> [TASK OBJECTIVE]
The records below must be output exactly, without pictures.

(Dataset rows describing interfaces)
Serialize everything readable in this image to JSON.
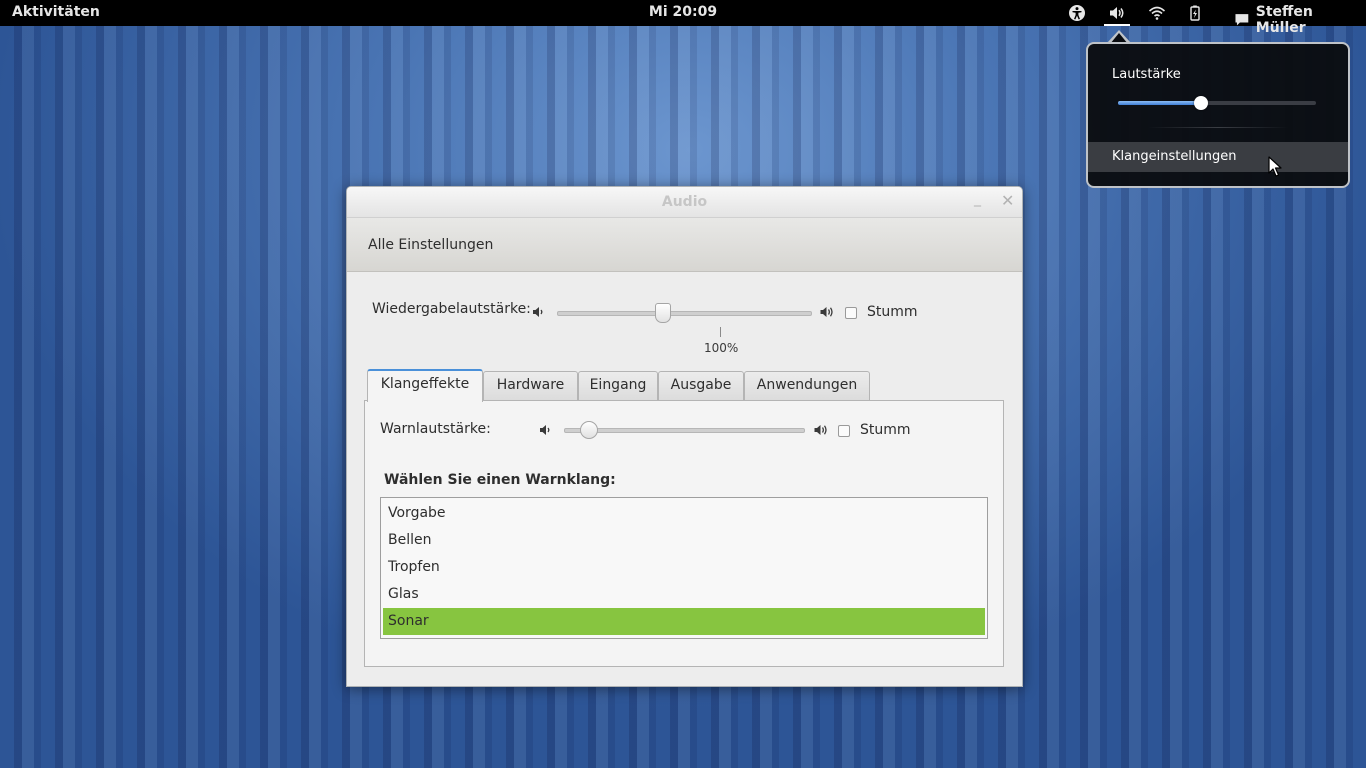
{
  "topbar": {
    "activities": "Aktivitäten",
    "clock": "Mi 20:09",
    "user_name": "Steffen Müller",
    "icons": [
      "accessibility-icon",
      "volume-icon",
      "wifi-icon",
      "battery-icon",
      "chat-icon"
    ]
  },
  "popup": {
    "title": "Lautstärke",
    "volume_level": 0.42,
    "menu_item": "Klangeinstellungen"
  },
  "window": {
    "title": "Audio",
    "toolbar_button": "Alle Einstellungen",
    "playback": {
      "label": "Wiedergabelautstärke:",
      "mute_label": "Stumm",
      "percent_label": "100%",
      "level": 0.42,
      "mute_checked": false
    },
    "tabs": [
      {
        "label": "Klangeffekte",
        "active": true
      },
      {
        "label": "Hardware",
        "active": false
      },
      {
        "label": "Eingang",
        "active": false
      },
      {
        "label": "Ausgabe",
        "active": false
      },
      {
        "label": "Anwendungen",
        "active": false
      }
    ],
    "alert": {
      "label": "Warnlautstärke:",
      "mute_label": "Stumm",
      "level": 0.1,
      "mute_checked": false
    },
    "choose_label": "Wählen Sie einen Warnklang:",
    "sounds": [
      {
        "label": "Vorgabe",
        "selected": false
      },
      {
        "label": "Bellen",
        "selected": false
      },
      {
        "label": "Tropfen",
        "selected": false
      },
      {
        "label": "Glas",
        "selected": false
      },
      {
        "label": "Sonar",
        "selected": true
      }
    ]
  },
  "colors": {
    "accent_blue": "#4a90d9",
    "selection_green": "#87c540",
    "topbar_bg": "#000000"
  }
}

> [RESPONSE BOX]
Serialize everything readable in this image to JSON.
{
  "topbar": {
    "activities": "Aktivitäten",
    "clock": "Mi 20:09",
    "user_name": "Steffen Müller",
    "icons": [
      "accessibility-icon",
      "volume-icon",
      "wifi-icon",
      "battery-icon",
      "chat-icon"
    ]
  },
  "popup": {
    "title": "Lautstärke",
    "volume_level": 0.42,
    "menu_item": "Klangeinstellungen"
  },
  "window": {
    "title": "Audio",
    "toolbar_button": "Alle Einstellungen",
    "playback": {
      "label": "Wiedergabelautstärke:",
      "mute_label": "Stumm",
      "percent_label": "100%",
      "level": 0.42,
      "mute_checked": false
    },
    "tabs": [
      {
        "label": "Klangeffekte",
        "active": true
      },
      {
        "label": "Hardware",
        "active": false
      },
      {
        "label": "Eingang",
        "active": false
      },
      {
        "label": "Ausgabe",
        "active": false
      },
      {
        "label": "Anwendungen",
        "active": false
      }
    ],
    "alert": {
      "label": "Warnlautstärke:",
      "mute_label": "Stumm",
      "level": 0.1,
      "mute_checked": false
    },
    "choose_label": "Wählen Sie einen Warnklang:",
    "sounds": [
      {
        "label": "Vorgabe",
        "selected": false
      },
      {
        "label": "Bellen",
        "selected": false
      },
      {
        "label": "Tropfen",
        "selected": false
      },
      {
        "label": "Glas",
        "selected": false
      },
      {
        "label": "Sonar",
        "selected": true
      }
    ]
  },
  "colors": {
    "accent_blue": "#4a90d9",
    "selection_green": "#87c540",
    "topbar_bg": "#000000"
  }
}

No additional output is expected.